PROBLEM STATEMENT: When you restate the entries that follow, keep every word exactly and drop the pictures.

TASK DATA:
______

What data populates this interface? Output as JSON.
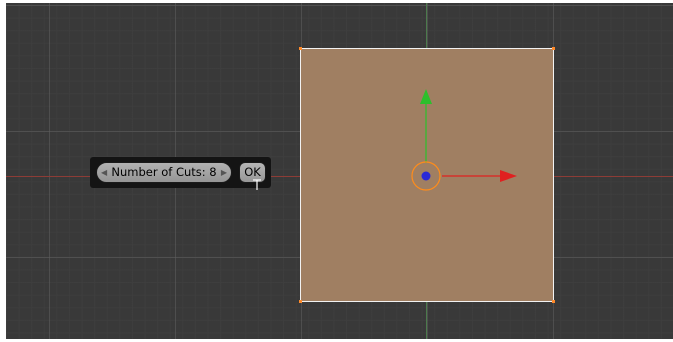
{
  "redo_panel": {
    "field_label": "Number of Cuts: 8",
    "field_value": 8,
    "decrement_glyph": "◀",
    "increment_glyph": "▶",
    "ok_label": "OK"
  },
  "viewport": {
    "mesh": "plane",
    "mesh_face_color": "#a07f62",
    "mesh_edge_color": "#f2f2f2",
    "vertex_color": "#ff8a2a",
    "x_axis_color": "#8d3c36",
    "y_axis_color": "#4c7a4c",
    "grid": true
  },
  "transform_gizmo": {
    "x_arrow_color": "#e02020",
    "y_arrow_color": "#2cc02c",
    "center_color": "#2a2ad8",
    "ring_color": "#ff8c1a",
    "icons": [
      "x-axis-arrow-icon",
      "y-axis-arrow-icon",
      "pivot-center-icon"
    ]
  }
}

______

YOUR SOLUTION:
What data populates this interface? Output as JSON.
{
  "redo_panel": {
    "field_label": "Number of Cuts: 8",
    "field_value": 8,
    "decrement_glyph": "◀",
    "increment_glyph": "▶",
    "ok_label": "OK"
  },
  "viewport": {
    "mesh": "plane",
    "mesh_face_color": "#a07f62",
    "mesh_edge_color": "#f2f2f2",
    "vertex_color": "#ff8a2a",
    "x_axis_color": "#8d3c36",
    "y_axis_color": "#4c7a4c",
    "grid": true
  },
  "transform_gizmo": {
    "x_arrow_color": "#e02020",
    "y_arrow_color": "#2cc02c",
    "center_color": "#2a2ad8",
    "ring_color": "#ff8c1a",
    "icons": [
      "x-axis-arrow-icon",
      "y-axis-arrow-icon",
      "pivot-center-icon"
    ]
  }
}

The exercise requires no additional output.